ENTRIES PROVIDED Block Start
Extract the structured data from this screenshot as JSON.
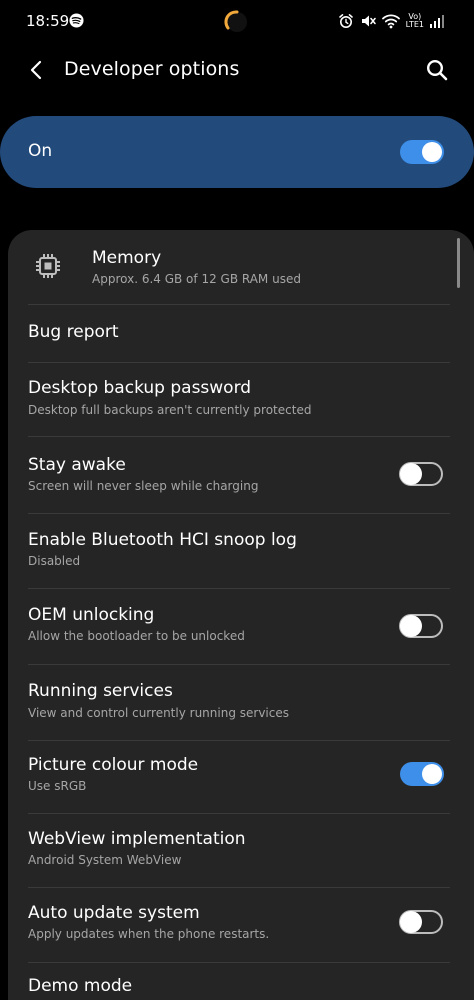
{
  "status_bar": {
    "time": "18:59",
    "volte_line1": "Vo)",
    "volte_line2": "LTE1"
  },
  "header": {
    "title": "Developer options"
  },
  "master": {
    "label": "On",
    "enabled": true
  },
  "items": [
    {
      "title": "Memory",
      "subtitle": "Approx. 6.4 GB of 12 GB RAM used"
    },
    {
      "title": "Bug report",
      "subtitle": ""
    },
    {
      "title": "Desktop backup password",
      "subtitle": "Desktop full backups aren't currently protected"
    },
    {
      "title": "Stay awake",
      "subtitle": "Screen will never sleep while charging",
      "toggle": false
    },
    {
      "title": "Enable Bluetooth HCI snoop log",
      "subtitle": "Disabled"
    },
    {
      "title": "OEM unlocking",
      "subtitle": "Allow the bootloader to be unlocked",
      "toggle": false
    },
    {
      "title": "Running services",
      "subtitle": "View and control currently running services"
    },
    {
      "title": "Picture colour mode",
      "subtitle": "Use sRGB",
      "toggle": true
    },
    {
      "title": "WebView implementation",
      "subtitle": "Android System WebView"
    },
    {
      "title": "Auto update system",
      "subtitle": "Apply updates when the phone restarts.",
      "toggle": false
    },
    {
      "title": "Demo mode",
      "subtitle": ""
    }
  ],
  "icons": {
    "back": "back-arrow-icon",
    "search": "search-icon",
    "memory": "memory-chip-icon"
  },
  "colors": {
    "background": "#000000",
    "panel": "#252525",
    "master_card": "#224a7b",
    "accent": "#3e8fe9",
    "subtitle": "#a6a6a6"
  }
}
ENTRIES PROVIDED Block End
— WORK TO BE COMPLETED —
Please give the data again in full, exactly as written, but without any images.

— EXERCISE OUTPUT —
Extract the structured data from this screenshot as JSON.
{
  "status_bar": {
    "time": "18:59",
    "volte_line1": "Vo)",
    "volte_line2": "LTE1"
  },
  "header": {
    "title": "Developer options"
  },
  "master": {
    "label": "On",
    "enabled": true
  },
  "items": [
    {
      "title": "Memory",
      "subtitle": "Approx. 6.4 GB of 12 GB RAM used"
    },
    {
      "title": "Bug report",
      "subtitle": ""
    },
    {
      "title": "Desktop backup password",
      "subtitle": "Desktop full backups aren't currently protected"
    },
    {
      "title": "Stay awake",
      "subtitle": "Screen will never sleep while charging",
      "toggle": false
    },
    {
      "title": "Enable Bluetooth HCI snoop log",
      "subtitle": "Disabled"
    },
    {
      "title": "OEM unlocking",
      "subtitle": "Allow the bootloader to be unlocked",
      "toggle": false
    },
    {
      "title": "Running services",
      "subtitle": "View and control currently running services"
    },
    {
      "title": "Picture colour mode",
      "subtitle": "Use sRGB",
      "toggle": true
    },
    {
      "title": "WebView implementation",
      "subtitle": "Android System WebView"
    },
    {
      "title": "Auto update system",
      "subtitle": "Apply updates when the phone restarts.",
      "toggle": false
    },
    {
      "title": "Demo mode",
      "subtitle": ""
    }
  ],
  "icons": {
    "back": "back-arrow-icon",
    "search": "search-icon",
    "memory": "memory-chip-icon"
  },
  "colors": {
    "background": "#000000",
    "panel": "#252525",
    "master_card": "#224a7b",
    "accent": "#3e8fe9",
    "subtitle": "#a6a6a6"
  }
}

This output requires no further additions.